    • Raine Whispers from "Eda's Requiem" is referred to with they/them pronouns and confirmed by Word of God to be nonbinary.
  • She-Ra and the Princesses of Power introduces the character Double Trouble in Season 4. While the character appeared in the original '80s toyline as Princess Glimmer's female cousin, the new version is a shapeshifter-for-hire, and is distinctly non-binary, referred to by all characters with the singular-they.
  • Gender-neutral writing has crept into the episodes of The Smurfs (1981) to keep Baby Smurf's gender identity anonymous — although at one instance Papa Smurf does refer to Baby Smurf as a "he".
  • Steven Universe: Future: The character Shep uses they/them pronouns, and is the first non-binary character in an animated series.
  • When Rusty was introduced onto Thomas & Friends, Britt Allcroft sought to make the character gender-neutral and avoided using gender-specific terms when referring to Rusty. However, in season 9, Rusty was accidentally called a she in early US broadcasts of "Tuneful Toots". Since then, Rusty has been referred to with he/him pronouns.

    Real Life 
  • This is generally a practice with non-binary (gender-neutral) people, who are considered neither male nor female and fall outside the gender demographic.


Video Example(s):

Alternative Title(s): Gender Neutral Pronoun


Understanding Willow

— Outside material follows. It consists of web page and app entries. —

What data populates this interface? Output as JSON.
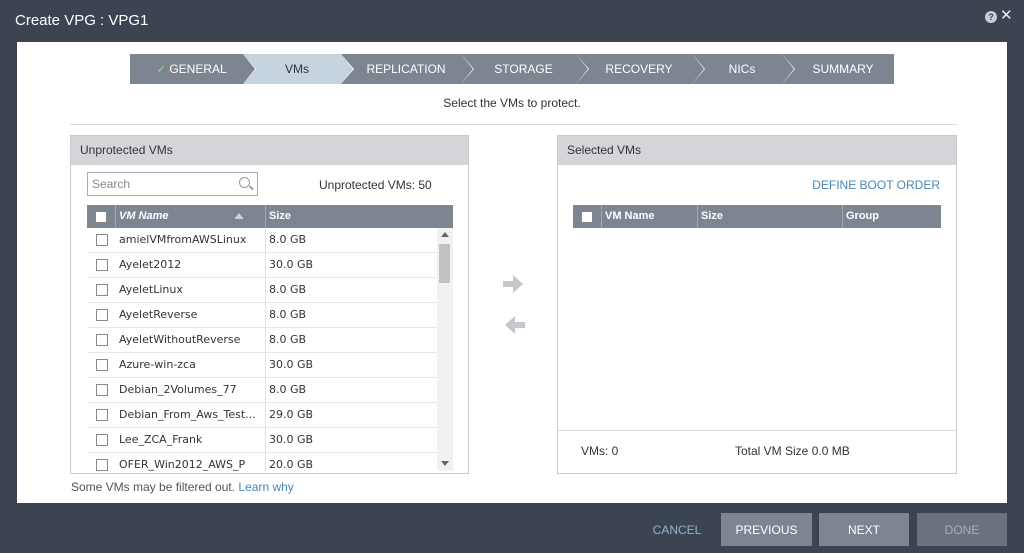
{
  "window": {
    "title": "Create VPG : VPG1"
  },
  "stepper": {
    "steps": [
      {
        "label": "GENERAL",
        "state": "done"
      },
      {
        "label": "VMs",
        "state": "active"
      },
      {
        "label": "REPLICATION",
        "state": "pending"
      },
      {
        "label": "STORAGE",
        "state": "pending"
      },
      {
        "label": "RECOVERY",
        "state": "pending"
      },
      {
        "label": "NICs",
        "state": "pending"
      },
      {
        "label": "SUMMARY",
        "state": "pending"
      }
    ]
  },
  "subtitle": "Select the VMs to protect.",
  "unprotected": {
    "title": "Unprotected VMs",
    "search_placeholder": "Search",
    "count_label": "Unprotected VMs: 50",
    "columns": {
      "name": "VM Name",
      "size": "Size"
    },
    "rows": [
      {
        "name": "amielVMfromAWSLinux",
        "size": "8.0 GB"
      },
      {
        "name": "Ayelet2012",
        "size": "30.0 GB"
      },
      {
        "name": "AyeletLinux",
        "size": "8.0 GB"
      },
      {
        "name": "AyeletReverse",
        "size": "8.0 GB"
      },
      {
        "name": "AyeletWithoutReverse",
        "size": "8.0 GB"
      },
      {
        "name": "Azure-win-zca",
        "size": "30.0 GB"
      },
      {
        "name": "Debian_2Volumes_77",
        "size": "8.0 GB"
      },
      {
        "name": "Debian_From_Aws_Test...",
        "size": "29.0 GB"
      },
      {
        "name": "Lee_ZCA_Frank",
        "size": "30.0 GB"
      },
      {
        "name": "OFER_Win2012_AWS_P",
        "size": "20.0 GB"
      }
    ]
  },
  "selected": {
    "title": "Selected VMs",
    "define_boot_order": "DEFINE BOOT ORDER",
    "columns": {
      "name": "VM Name",
      "size": "Size",
      "group": "Group"
    },
    "vms_count": "VMs: 0",
    "total_size": "Total VM Size 0.0 MB"
  },
  "filter_note": {
    "text": "Some VMs may be filtered out.",
    "link": "Learn why"
  },
  "buttons": {
    "cancel": "CANCEL",
    "previous": "PREVIOUS",
    "next": "NEXT",
    "done": "DONE"
  },
  "colors": {
    "accent": "#4a87b8",
    "header": "#7d8591",
    "active_step": "#c6d4e0",
    "frame": "#3c4452"
  }
}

A (non-existent) ghost is referred neutrally.

How well does it match the trope?

3.72 (18 votes)

Example of:

Main / GenderNeutralWriting

Media sources: